“North Runway will be Ireland’s new path to the world, and will help position the country to compete globally in a post-Brexit environment,” he said.
“It will underpin the growth of Irish tourism, trade and foreign direct investment for the benefit of the entire country.”
Mr Philips said the restrictions would cost 14,700 jobs within 20 years as operations during busy periods at night and first thing in the morning would be restricted.
He was speaking as DAA, which operates Dublin and Cork airports, increased profit after tax before exceptional items by 16 per cent last year to €125 million.
DAA said the increase was driven by higher passenger numbers, increased commercial income and growth in DAA’s overseas businesses.
Turnover was up 8 per cent to €855 million. Operating costs increased by 7 per cent to €409 million as DAA recruited 200 additional staff and invested in new structures to boost long-term growth at its travel retail business.
Passenger numbers at Dublin Airport increased by 6 per cent to a record 29.6 million last year. At Cork, passenger growth increased by 3.5 per cent to more than 2.3 million last year.

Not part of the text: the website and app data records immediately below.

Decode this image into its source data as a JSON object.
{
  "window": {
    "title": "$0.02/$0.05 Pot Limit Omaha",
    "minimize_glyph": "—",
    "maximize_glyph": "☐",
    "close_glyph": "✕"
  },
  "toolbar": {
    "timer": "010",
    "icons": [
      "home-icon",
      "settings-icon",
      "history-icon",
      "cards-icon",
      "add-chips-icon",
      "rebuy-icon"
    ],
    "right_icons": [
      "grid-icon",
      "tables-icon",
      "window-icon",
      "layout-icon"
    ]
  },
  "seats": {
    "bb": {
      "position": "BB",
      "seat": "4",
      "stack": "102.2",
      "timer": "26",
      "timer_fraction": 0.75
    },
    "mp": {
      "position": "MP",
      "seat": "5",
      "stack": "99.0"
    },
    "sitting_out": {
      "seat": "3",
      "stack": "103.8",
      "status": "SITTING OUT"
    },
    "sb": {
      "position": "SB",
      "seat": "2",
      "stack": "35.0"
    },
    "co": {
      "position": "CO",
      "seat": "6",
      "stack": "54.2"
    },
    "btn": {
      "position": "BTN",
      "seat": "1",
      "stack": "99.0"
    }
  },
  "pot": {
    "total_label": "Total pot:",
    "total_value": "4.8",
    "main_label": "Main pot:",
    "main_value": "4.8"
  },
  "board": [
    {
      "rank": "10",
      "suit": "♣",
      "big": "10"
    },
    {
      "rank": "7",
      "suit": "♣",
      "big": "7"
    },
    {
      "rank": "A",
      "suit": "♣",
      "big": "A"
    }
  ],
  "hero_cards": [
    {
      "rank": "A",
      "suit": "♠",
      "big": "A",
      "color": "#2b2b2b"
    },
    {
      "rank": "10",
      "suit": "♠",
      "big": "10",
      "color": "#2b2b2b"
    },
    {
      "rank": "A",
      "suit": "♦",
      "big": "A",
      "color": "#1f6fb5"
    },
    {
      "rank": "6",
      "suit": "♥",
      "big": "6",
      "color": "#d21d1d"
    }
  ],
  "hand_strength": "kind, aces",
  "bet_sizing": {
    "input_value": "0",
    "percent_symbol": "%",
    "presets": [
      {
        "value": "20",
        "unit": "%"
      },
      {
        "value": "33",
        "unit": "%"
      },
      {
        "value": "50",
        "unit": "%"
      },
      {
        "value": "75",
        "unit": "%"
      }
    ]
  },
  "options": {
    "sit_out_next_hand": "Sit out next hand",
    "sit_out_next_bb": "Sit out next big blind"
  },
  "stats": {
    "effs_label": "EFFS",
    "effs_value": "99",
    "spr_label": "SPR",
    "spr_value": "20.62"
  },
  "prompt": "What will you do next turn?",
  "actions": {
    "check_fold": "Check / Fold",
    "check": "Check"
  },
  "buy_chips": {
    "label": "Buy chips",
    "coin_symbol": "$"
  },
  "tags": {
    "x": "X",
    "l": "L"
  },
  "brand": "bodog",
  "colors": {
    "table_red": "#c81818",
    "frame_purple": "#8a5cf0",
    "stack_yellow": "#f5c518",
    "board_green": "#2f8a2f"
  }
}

DAA is to pay a dividend of €37.4 million to the State in respect of 2017, bringing its total dividend payments to €85 million over the past three years.
DAA invested €174 million at Dublin Airport last year upgrading passenger and airfield facilities. A further €280 million capital investment plan for the airport is currently being considered by the Commission for Aviation Regulation.
DAA is currently finalising a “masterplan” for Dublin Airport which will consider the developments needed to allow the airport to grow to enable it to handle 50 million passengers per year by the 2040s.